_WHAT YOU SHOULD DO_
An exact copy of every entry below is needed.

_GIVEN INFORMATION_
>>>
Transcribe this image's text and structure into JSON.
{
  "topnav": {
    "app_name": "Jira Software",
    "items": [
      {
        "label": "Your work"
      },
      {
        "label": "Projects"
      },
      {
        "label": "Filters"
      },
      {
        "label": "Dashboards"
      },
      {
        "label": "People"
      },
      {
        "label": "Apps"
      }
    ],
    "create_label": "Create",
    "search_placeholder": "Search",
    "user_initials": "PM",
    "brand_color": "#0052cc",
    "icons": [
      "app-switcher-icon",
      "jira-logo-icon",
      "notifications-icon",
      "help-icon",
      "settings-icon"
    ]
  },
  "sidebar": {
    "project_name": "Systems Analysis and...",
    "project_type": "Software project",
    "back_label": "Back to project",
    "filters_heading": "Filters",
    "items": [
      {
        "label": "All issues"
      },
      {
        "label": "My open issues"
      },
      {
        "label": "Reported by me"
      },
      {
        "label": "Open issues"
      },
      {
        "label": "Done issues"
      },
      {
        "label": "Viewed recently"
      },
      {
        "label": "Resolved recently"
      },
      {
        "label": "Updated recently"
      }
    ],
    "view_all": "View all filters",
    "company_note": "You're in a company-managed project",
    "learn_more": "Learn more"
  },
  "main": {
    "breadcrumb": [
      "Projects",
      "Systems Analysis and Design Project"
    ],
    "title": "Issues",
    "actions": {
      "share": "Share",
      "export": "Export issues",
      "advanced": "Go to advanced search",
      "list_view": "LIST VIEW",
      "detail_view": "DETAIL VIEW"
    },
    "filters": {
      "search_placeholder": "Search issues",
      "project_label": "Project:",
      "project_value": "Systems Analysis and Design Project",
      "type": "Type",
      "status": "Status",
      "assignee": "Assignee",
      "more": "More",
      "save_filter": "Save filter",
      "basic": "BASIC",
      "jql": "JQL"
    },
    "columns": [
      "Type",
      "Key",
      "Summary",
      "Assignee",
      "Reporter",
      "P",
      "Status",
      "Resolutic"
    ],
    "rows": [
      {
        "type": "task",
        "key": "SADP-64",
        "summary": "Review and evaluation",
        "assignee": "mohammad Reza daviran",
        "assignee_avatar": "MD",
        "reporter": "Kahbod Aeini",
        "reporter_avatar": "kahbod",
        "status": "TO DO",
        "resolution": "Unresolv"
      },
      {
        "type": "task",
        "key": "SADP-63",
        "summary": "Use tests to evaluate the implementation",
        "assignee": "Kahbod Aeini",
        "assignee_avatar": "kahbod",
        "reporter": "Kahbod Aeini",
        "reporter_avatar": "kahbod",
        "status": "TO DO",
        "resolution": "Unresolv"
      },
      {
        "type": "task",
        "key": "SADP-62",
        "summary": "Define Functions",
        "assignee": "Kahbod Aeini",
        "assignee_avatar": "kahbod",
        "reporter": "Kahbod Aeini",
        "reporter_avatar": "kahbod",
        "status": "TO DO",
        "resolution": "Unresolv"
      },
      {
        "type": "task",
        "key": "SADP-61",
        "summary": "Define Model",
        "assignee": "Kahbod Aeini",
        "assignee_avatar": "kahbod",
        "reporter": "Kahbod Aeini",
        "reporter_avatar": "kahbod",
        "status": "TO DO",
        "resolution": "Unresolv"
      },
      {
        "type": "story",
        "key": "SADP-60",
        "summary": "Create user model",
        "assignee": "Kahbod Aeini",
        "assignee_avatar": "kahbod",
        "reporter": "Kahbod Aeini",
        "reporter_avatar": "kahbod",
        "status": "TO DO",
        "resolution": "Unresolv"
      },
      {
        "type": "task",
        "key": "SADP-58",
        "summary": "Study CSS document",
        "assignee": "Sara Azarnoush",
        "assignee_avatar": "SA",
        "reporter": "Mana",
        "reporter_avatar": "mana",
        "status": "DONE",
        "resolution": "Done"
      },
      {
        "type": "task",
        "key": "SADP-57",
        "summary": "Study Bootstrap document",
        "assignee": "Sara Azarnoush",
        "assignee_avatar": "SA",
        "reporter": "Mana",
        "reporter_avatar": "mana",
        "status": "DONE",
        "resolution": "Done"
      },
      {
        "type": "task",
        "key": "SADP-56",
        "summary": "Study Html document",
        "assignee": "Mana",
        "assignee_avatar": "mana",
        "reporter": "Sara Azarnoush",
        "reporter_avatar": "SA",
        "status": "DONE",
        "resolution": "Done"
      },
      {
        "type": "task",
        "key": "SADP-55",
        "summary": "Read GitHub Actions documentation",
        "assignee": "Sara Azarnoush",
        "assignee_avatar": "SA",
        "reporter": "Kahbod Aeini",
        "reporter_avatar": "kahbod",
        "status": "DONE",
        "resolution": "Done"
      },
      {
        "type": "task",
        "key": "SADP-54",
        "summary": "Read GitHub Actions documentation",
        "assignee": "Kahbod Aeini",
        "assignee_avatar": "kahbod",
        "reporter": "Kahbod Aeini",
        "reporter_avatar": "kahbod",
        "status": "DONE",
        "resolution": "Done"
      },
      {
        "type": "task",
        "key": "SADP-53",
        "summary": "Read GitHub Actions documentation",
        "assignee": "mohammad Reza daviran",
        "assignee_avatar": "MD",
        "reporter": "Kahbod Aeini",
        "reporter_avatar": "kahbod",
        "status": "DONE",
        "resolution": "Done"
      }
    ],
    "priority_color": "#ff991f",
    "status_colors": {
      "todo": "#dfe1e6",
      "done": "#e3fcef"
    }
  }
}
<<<
_FINISHED EXERCISE_
Transcribe this image's text and structure into JSON.
{
  "topnav": {
    "app_name": "Jira Software",
    "items": [
      {
        "label": "Your work"
      },
      {
        "label": "Projects"
      },
      {
        "label": "Filters"
      },
      {
        "label": "Dashboards"
      },
      {
        "label": "People"
      },
      {
        "label": "Apps"
      }
    ],
    "create_label": "Create",
    "search_placeholder": "Search",
    "user_initials": "PM",
    "brand_color": "#0052cc",
    "icons": [
      "app-switcher-icon",
      "jira-logo-icon",
      "notifications-icon",
      "help-icon",
      "settings-icon"
    ]
  },
  "sidebar": {
    "project_name": "Systems Analysis and...",
    "project_type": "Software project",
    "back_label": "Back to project",
    "filters_heading": "Filters",
    "items": [
      {
        "label": "All issues"
      },
      {
        "label": "My open issues"
      },
      {
        "label": "Reported by me"
      },
      {
        "label": "Open issues"
      },
      {
        "label": "Done issues"
      },
      {
        "label": "Viewed recently"
      },
      {
        "label": "Resolved recently"
      },
      {
        "label": "Updated recently"
      }
    ],
    "view_all": "View all filters",
    "company_note": "You're in a company-managed project",
    "learn_more": "Learn more"
  },
  "main": {
    "breadcrumb": [
      "Projects",
      "Systems Analysis and Design Project"
    ],
    "title": "Issues",
    "actions": {
      "share": "Share",
      "export": "Export issues",
      "advanced": "Go to advanced search",
      "list_view": "LIST VIEW",
      "detail_view": "DETAIL VIEW"
    },
    "filters": {
      "search_placeholder": "Search issues",
      "project_label": "Project:",
      "project_value": "Systems Analysis and Design Project",
      "type": "Type",
      "status": "Status",
      "assignee": "Assignee",
      "more": "More",
      "save_filter": "Save filter",
      "basic": "BASIC",
      "jql": "JQL"
    },
    "columns": [
      "Type",
      "Key",
      "Summary",
      "Assignee",
      "Reporter",
      "P",
      "Status",
      "Resolutic"
    ],
    "rows": [
      {
        "type": "task",
        "key": "SADP-64",
        "summary": "Review and evaluation",
        "assignee": "mohammad Reza daviran",
        "assignee_avatar": "MD",
        "reporter": "Kahbod Aeini",
        "reporter_avatar": "kahbod",
        "status": "TO DO",
        "resolution": "Unresolv"
      },
      {
        "type": "task",
        "key": "SADP-63",
        "summary": "Use tests to evaluate the implementation",
        "assignee": "Kahbod Aeini",
        "assignee_avatar": "kahbod",
        "reporter": "Kahbod Aeini",
        "reporter_avatar": "kahbod",
        "status": "TO DO",
        "resolution": "Unresolv"
      },
      {
        "type": "task",
        "key": "SADP-62",
        "summary": "Define Functions",
        "assignee": "Kahbod Aeini",
        "assignee_avatar": "kahbod",
        "reporter": "Kahbod Aeini",
        "reporter_avatar": "kahbod",
        "status": "TO DO",
        "resolution": "Unresolv"
      },
      {
        "type": "task",
        "key": "SADP-61",
        "summary": "Define Model",
        "assignee": "Kahbod Aeini",
        "assignee_avatar": "kahbod",
        "reporter": "Kahbod Aeini",
        "reporter_avatar": "kahbod",
        "status": "TO DO",
        "resolution": "Unresolv"
      },
      {
        "type": "story",
        "key": "SADP-60",
        "summary": "Create user model",
        "assignee": "Kahbod Aeini",
        "assignee_avatar": "kahbod",
        "reporter": "Kahbod Aeini",
        "reporter_avatar": "kahbod",
        "status": "TO DO",
        "resolution": "Unresolv"
      },
      {
        "type": "task",
        "key": "SADP-58",
        "summary": "Study CSS document",
        "assignee": "Sara Azarnoush",
        "assignee_avatar": "SA",
        "reporter": "Mana",
        "reporter_avatar": "mana",
        "status": "DONE",
        "resolution": "Done"
      },
      {
        "type": "task",
        "key": "SADP-57",
        "summary": "Study Bootstrap document",
        "assignee": "Sara Azarnoush",
        "assignee_avatar": "SA",
        "reporter": "Mana",
        "reporter_avatar": "mana",
        "status": "DONE",
        "resolution": "Done"
      },
      {
        "type": "task",
        "key": "SADP-56",
        "summary": "Study Html document",
        "assignee": "Mana",
        "assignee_avatar": "mana",
        "reporter": "Sara Azarnoush",
        "reporter_avatar": "SA",
        "status": "DONE",
        "resolution": "Done"
      },
      {
        "type": "task",
        "key": "SADP-55",
        "summary": "Read GitHub Actions documentation",
        "assignee": "Sara Azarnoush",
        "assignee_avatar": "SA",
        "reporter": "Kahbod Aeini",
        "reporter_avatar": "kahbod",
        "status": "DONE",
        "resolution": "Done"
      },
      {
        "type": "task",
        "key": "SADP-54",
        "summary": "Read GitHub Actions documentation",
        "assignee": "Kahbod Aeini",
        "assignee_avatar": "kahbod",
        "reporter": "Kahbod Aeini",
        "reporter_avatar": "kahbod",
        "status": "DONE",
        "resolution": "Done"
      },
      {
        "type": "task",
        "key": "SADP-53",
        "summary": "Read GitHub Actions documentation",
        "assignee": "mohammad Reza daviran",
        "assignee_avatar": "MD",
        "reporter": "Kahbod Aeini",
        "reporter_avatar": "kahbod",
        "status": "DONE",
        "resolution": "Done"
      }
    ],
    "priority_color": "#ff991f",
    "status_colors": {
      "todo": "#dfe1e6",
      "done": "#e3fcef"
    }
  }
}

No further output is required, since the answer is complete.